Title of Research:
Reduction of Escherichia coli O157:H7 and Salmonella spp. Using Dry Chilling in Small Processing Plant Environments
Texas Tech University, Lubbock, TX
Drs. A.W. Tittor, M.G. Tittor, M.B. Brashears, J.C. Brooks,
and M.F. Miller
- Determine and quantify the reduction of growth of E. coli O157:H7 and
Salmonella spp. on beef tissue following two chilling methods (water spray chilling and dry chilling)
used by small processing plants.
- Determine the use of dry chilling as a Critical Control Point (CCP).
Small processors are continually striving to explore cost
effective means to reduce pathogenic bacteria on beef carcasses.
Currently, small beef or custom beef processors allow beef carcasses
to dry age for 28 days to improve beef palatability.

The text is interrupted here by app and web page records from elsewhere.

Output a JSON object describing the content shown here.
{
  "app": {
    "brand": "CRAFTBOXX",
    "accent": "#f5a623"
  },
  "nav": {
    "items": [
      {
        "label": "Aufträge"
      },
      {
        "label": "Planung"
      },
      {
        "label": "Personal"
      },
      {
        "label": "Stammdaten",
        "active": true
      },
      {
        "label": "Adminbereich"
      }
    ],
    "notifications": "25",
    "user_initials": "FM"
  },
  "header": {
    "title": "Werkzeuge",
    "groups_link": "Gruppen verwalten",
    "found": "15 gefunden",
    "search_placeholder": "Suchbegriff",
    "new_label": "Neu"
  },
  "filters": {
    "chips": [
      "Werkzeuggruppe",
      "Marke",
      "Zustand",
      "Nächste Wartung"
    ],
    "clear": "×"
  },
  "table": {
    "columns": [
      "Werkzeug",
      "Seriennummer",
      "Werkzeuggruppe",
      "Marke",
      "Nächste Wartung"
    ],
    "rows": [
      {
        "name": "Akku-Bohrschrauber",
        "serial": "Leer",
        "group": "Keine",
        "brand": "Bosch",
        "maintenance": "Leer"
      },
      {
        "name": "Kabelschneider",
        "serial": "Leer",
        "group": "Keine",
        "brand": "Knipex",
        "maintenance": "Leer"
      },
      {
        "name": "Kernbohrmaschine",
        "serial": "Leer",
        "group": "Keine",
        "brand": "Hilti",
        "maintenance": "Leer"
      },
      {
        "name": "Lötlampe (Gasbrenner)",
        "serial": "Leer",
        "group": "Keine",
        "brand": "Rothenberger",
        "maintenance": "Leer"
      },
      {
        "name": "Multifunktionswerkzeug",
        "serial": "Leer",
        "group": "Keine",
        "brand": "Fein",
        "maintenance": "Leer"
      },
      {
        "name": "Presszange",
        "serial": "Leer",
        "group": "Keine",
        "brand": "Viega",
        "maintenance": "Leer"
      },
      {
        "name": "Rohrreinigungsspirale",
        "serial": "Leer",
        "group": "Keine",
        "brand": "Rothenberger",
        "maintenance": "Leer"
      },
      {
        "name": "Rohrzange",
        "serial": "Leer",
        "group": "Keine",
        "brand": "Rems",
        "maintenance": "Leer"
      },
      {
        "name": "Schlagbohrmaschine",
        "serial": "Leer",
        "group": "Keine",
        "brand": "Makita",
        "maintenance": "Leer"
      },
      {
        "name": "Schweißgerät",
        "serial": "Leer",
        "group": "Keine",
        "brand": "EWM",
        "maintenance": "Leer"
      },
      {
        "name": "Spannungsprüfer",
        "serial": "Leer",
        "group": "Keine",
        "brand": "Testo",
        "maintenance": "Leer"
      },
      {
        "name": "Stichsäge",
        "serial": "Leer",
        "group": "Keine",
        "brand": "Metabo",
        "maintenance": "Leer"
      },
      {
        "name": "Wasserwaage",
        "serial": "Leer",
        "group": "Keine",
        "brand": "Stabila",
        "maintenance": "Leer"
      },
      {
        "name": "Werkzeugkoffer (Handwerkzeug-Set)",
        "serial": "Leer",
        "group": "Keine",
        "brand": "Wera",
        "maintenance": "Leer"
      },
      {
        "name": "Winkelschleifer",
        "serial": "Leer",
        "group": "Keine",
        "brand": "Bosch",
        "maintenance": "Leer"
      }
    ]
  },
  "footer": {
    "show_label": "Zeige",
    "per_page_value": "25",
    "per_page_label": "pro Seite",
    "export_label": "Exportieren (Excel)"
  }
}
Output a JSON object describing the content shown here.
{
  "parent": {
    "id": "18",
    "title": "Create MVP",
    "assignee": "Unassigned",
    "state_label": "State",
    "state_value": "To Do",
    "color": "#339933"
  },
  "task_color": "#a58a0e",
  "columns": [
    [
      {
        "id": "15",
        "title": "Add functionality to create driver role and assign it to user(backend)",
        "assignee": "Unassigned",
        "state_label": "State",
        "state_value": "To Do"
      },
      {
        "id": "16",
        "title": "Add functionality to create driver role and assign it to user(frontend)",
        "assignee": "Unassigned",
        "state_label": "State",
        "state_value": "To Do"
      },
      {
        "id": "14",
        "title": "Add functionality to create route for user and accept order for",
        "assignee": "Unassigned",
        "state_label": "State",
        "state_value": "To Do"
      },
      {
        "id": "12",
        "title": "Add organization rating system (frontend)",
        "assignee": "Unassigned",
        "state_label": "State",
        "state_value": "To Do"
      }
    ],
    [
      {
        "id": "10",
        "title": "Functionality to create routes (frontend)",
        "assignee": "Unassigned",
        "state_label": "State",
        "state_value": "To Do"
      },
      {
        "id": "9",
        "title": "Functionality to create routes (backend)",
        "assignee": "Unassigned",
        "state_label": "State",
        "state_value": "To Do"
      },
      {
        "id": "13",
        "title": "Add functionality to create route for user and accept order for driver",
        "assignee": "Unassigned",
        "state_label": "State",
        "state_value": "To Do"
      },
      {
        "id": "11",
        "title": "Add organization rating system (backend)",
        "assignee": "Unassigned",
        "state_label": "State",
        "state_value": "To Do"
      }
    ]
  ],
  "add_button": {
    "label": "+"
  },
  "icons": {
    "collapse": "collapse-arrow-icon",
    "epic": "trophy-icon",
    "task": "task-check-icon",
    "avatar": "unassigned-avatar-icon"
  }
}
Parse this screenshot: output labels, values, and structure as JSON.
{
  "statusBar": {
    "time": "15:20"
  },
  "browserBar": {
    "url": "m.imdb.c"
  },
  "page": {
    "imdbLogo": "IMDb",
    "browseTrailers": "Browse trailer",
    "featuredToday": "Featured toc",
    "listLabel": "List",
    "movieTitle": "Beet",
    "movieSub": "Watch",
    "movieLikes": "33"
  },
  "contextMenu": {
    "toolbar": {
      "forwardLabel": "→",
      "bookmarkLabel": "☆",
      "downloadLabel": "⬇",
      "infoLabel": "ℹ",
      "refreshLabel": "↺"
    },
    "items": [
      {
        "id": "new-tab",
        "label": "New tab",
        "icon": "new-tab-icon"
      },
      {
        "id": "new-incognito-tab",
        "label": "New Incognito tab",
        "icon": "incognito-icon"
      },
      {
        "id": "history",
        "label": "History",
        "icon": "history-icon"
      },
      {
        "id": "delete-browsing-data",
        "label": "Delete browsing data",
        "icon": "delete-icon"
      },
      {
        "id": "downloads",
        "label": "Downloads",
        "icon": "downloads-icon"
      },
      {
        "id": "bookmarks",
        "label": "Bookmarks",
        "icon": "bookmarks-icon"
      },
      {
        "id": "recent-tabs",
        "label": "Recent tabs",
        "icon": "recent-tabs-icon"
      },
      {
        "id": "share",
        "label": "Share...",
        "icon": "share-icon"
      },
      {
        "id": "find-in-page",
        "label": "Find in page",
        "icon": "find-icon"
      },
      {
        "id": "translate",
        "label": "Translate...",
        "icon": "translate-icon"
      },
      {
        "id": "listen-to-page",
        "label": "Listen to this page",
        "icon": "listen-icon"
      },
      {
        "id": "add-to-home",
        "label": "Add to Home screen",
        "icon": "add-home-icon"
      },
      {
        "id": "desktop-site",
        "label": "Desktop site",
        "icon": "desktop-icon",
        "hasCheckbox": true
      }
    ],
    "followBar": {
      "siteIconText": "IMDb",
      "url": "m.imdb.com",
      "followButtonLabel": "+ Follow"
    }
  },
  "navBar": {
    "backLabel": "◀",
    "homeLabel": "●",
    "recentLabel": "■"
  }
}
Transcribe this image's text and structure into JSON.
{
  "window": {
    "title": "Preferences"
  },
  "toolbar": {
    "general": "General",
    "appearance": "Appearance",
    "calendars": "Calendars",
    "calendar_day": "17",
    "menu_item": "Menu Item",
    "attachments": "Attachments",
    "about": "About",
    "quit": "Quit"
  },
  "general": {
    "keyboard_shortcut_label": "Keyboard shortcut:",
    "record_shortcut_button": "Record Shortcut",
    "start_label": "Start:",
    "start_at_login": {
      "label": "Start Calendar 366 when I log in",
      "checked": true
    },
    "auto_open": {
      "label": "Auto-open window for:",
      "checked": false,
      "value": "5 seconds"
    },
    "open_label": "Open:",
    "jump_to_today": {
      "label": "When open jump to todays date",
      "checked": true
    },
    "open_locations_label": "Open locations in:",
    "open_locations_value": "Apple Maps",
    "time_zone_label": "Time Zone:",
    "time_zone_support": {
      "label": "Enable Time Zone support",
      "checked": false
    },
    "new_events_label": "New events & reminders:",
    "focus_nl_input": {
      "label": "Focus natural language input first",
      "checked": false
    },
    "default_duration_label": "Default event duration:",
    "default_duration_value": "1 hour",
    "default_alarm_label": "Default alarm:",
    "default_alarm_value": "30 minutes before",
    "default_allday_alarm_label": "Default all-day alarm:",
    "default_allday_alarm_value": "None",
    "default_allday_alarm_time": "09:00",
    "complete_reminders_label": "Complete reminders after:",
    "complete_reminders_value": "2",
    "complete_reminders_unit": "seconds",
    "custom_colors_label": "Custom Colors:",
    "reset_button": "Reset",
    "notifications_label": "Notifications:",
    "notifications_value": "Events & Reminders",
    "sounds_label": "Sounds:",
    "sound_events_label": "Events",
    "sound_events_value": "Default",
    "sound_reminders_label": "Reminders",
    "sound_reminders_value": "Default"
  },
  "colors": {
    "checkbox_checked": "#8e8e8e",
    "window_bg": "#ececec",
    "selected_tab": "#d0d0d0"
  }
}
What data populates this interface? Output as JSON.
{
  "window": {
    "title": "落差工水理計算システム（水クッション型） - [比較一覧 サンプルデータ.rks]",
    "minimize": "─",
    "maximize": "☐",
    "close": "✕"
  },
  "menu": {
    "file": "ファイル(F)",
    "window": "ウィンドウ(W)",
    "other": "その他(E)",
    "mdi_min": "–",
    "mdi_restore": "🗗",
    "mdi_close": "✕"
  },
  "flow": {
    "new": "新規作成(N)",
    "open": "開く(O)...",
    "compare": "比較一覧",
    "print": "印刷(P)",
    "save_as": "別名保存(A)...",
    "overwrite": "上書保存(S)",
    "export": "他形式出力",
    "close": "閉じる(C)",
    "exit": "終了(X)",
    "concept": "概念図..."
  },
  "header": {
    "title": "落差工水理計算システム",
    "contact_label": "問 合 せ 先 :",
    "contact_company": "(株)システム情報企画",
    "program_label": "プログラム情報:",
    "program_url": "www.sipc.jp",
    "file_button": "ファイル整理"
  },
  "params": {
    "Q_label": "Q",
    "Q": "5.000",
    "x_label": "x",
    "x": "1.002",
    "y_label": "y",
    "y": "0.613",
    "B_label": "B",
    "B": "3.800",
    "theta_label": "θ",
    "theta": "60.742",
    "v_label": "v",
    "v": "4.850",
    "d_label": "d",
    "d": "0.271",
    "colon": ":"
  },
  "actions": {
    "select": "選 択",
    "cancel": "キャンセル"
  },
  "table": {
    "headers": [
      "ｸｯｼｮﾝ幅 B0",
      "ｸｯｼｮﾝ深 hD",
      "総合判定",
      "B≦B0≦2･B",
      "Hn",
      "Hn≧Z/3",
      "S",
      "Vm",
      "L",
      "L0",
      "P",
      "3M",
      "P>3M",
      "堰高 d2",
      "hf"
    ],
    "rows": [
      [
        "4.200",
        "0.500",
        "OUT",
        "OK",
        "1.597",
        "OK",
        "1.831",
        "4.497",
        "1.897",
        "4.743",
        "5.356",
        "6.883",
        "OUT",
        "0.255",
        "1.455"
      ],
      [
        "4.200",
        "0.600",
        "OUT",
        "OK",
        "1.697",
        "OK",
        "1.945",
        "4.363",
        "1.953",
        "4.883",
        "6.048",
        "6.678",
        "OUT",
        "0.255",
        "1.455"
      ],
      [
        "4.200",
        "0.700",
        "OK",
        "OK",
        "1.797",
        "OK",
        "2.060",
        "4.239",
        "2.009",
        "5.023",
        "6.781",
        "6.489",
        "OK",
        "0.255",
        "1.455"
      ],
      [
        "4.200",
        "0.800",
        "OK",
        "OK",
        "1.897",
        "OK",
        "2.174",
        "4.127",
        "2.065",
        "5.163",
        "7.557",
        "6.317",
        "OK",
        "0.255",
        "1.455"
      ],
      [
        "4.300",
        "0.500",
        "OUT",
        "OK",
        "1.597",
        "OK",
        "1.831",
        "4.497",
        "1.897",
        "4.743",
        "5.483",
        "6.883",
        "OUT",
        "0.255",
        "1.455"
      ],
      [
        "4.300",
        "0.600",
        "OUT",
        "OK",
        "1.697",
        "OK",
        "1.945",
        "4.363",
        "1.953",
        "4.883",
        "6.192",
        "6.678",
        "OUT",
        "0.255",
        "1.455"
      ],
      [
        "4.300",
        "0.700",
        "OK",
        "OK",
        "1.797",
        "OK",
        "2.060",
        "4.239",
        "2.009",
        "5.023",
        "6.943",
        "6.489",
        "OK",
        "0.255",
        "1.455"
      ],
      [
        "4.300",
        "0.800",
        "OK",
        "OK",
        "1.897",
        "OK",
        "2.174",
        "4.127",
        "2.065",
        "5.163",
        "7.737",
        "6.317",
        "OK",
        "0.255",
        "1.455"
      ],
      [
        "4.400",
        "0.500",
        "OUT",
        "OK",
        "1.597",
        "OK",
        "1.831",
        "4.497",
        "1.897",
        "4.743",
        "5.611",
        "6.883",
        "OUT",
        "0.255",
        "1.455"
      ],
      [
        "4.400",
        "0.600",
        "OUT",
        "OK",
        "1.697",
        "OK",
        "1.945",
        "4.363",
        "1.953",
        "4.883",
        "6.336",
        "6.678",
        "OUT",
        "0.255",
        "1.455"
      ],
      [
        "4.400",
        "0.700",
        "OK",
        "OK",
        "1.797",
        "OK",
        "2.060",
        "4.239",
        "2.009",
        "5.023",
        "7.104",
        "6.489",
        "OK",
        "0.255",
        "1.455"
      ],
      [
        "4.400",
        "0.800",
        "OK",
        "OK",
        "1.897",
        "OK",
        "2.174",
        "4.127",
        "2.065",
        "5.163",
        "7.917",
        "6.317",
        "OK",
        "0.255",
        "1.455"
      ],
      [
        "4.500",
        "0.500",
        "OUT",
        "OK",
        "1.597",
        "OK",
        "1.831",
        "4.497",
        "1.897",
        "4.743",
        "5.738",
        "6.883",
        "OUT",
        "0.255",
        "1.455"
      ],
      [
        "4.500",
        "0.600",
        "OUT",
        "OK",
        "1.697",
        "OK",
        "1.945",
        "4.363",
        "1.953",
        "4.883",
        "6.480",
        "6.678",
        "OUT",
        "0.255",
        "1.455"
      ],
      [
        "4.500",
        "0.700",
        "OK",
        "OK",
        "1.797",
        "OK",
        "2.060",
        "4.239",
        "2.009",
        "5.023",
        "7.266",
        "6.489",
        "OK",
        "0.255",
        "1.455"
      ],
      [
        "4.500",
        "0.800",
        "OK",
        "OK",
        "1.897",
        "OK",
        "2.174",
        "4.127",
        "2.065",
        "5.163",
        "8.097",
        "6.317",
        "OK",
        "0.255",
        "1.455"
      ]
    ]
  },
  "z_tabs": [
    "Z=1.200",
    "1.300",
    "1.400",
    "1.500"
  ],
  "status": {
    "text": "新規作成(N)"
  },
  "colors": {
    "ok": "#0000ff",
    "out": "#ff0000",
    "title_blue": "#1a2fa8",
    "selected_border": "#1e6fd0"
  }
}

The results
from this study have shown that dry chilling for 21 days is an
effective intervention in reducing E. coli O157:H7 and
Salmonella spp. on fresh beef carcasses compared to
conventional water spray chilling/wet ageing. This recommendation is
compared to Buege and Ingram (2003) which suggests a 6-day aging of
carcasses and critical limits of cooler temperature, as well as days
of aging. Although a decrease in recovery was seen across both
pathogens as well as both treatments, the recommendation from the
above results show that at 21 days of aging beef tissues can achieve
an approximate 4-log reduction of pathogenic bacteria by dry
This study reinforces the advantage of dry chilling/ageing of beef
carcasses in reducing the levels of E. coli O157:H7 and
Salmonella spp. when compared to the conventional water spray
chilling/wet ageing. Plants will, however, need to validate that
their methodology achieves these parameters. This research should
decrease their operating costs while helping them to ensure food
safety and public health protection.
The full report on this research can be found on the Fiscal Year 2005 table under the column Food Safety Technologies - Additional Information.